Activity.
Every line of the listing that contains the word "title" is to be copied out.

*****

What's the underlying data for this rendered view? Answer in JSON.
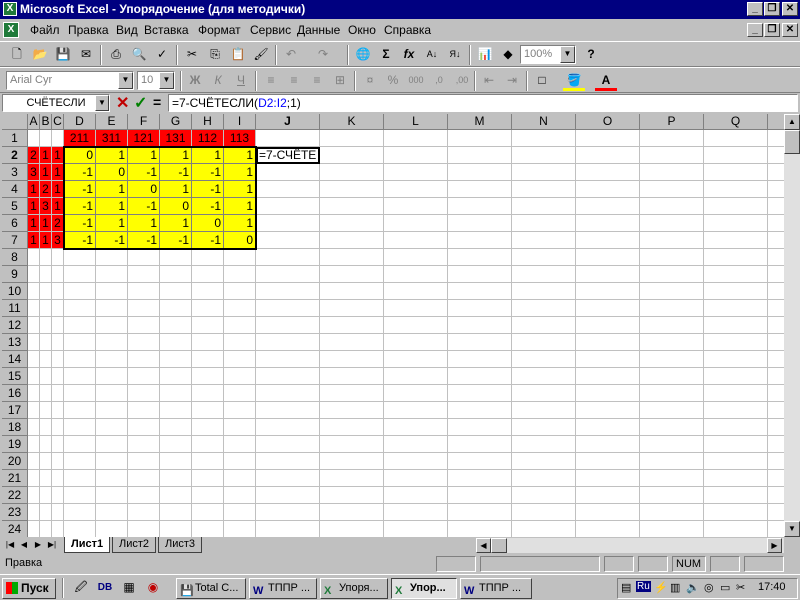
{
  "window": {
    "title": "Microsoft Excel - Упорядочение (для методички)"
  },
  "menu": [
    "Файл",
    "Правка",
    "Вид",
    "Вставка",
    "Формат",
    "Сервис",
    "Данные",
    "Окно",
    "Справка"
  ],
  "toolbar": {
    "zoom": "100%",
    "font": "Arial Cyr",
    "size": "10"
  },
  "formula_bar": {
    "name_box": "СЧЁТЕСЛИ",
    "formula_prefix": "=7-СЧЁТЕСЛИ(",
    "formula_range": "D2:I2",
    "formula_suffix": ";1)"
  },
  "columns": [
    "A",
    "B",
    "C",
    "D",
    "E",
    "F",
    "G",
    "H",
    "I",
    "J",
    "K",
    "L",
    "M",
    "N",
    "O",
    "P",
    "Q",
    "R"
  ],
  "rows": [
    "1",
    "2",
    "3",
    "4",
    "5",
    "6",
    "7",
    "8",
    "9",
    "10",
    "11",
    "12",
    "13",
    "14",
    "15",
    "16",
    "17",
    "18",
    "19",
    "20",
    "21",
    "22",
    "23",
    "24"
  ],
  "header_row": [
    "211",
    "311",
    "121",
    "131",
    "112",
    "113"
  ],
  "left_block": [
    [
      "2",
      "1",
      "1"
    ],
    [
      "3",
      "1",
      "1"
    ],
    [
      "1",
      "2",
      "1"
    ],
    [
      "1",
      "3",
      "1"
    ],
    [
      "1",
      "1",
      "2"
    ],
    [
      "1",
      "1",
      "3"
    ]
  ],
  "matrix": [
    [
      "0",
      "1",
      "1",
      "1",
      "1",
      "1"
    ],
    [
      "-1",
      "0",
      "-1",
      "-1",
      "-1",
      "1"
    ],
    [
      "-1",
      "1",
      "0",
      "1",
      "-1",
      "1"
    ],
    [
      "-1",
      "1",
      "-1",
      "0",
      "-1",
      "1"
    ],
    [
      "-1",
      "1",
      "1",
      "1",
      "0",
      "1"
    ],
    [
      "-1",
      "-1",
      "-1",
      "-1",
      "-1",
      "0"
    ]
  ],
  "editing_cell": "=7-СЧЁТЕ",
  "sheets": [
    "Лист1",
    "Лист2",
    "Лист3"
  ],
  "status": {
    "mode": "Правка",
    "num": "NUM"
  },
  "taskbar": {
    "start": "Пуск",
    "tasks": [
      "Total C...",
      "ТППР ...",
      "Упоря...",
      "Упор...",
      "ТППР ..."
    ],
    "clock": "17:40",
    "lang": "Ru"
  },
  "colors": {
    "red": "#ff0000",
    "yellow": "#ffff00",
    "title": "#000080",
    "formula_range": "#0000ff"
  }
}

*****

The answer.
    "title": "Microsoft Excel - Упорядочение (для методички)"
    "title": "#000080",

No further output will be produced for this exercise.